The result is bone loss in rheumatoid arthritis (RA) and debilitating bone formation in conditions like ankylosing spondylitis. “Ultimately, there’s a balance between osteoclast-mediated bone resorption and osteoblast mediated bone formation,” Dr. Gravallese said. “And the question is, How is this balance maintained?”
Figuring out this process—and how it’s undermined in those with arthritic diseases—is a problem being tackled in laboratories throughout the world.
Reviewing Some Findings
Studies have found that bone edema is a sign of future bone erosion—one study of 55 patients found that synovitis and bone edema are independent predictors of erosion. “Areas of bone edema will likely result in an erosion if the patient is not treated,” Dr. Gravallese said. “However, early therapy can prevent progression to erosion.”1
In a finding now well known, the inhibition of RANK ligand has been identified as a way of keeping osteoclast precursor cells from differentiating into the cells that destroy bone.2
“This is one mechanism by which osteoclasts could be inhibited—that is, by inhibiting their differentiation,” Dr. Gravallese said. “And it’s been shown that the RANKL antibody has a profound effect on bone turnover.”
One area that has been a puzzle, she said, is why lupus patients seem to be more protected from erosion than RA patients, but there have been inroads into understanding this as well. A study out of the University of Rochester examined the role of interferon-alpha in a lupus mouse model as this process unfolds, yielding results that could have a bearing on clinical practice.

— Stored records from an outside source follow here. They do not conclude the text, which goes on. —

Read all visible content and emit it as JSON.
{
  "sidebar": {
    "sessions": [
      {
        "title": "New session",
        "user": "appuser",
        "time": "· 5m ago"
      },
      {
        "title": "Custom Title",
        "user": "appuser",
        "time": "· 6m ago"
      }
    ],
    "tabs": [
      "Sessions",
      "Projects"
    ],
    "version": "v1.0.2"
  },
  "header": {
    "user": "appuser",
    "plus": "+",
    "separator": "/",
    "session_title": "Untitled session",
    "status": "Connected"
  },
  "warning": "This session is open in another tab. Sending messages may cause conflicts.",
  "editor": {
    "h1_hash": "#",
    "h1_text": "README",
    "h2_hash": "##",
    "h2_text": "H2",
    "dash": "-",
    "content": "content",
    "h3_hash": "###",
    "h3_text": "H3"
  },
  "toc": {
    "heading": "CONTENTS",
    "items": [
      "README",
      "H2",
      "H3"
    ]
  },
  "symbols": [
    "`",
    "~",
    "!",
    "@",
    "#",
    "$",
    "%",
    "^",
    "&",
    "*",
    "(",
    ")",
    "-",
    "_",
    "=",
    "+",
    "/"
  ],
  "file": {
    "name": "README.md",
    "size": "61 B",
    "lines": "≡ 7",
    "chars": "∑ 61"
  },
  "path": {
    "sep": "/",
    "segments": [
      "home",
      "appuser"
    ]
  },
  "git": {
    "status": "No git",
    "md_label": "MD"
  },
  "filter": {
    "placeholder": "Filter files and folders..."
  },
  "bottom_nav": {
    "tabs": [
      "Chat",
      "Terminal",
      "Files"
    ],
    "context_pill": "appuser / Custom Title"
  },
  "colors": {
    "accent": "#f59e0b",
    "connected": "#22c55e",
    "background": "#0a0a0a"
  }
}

“Over time, as the mouse developed the lupus phenoytpe, interferon-alpha was increasingly produced—and during the phases of interferon-alpha production, erosion was not seen, even with arthritis, due to interferon-alpha expression,” Dr. Gravallese said. “This research showed that what interferon-alpha does in this model is to divert the precursor cells to a myeloid dendritic cell at the expense of osteoclast precursors. This might be one important mechanism by which lupus patients are protected from erosion.”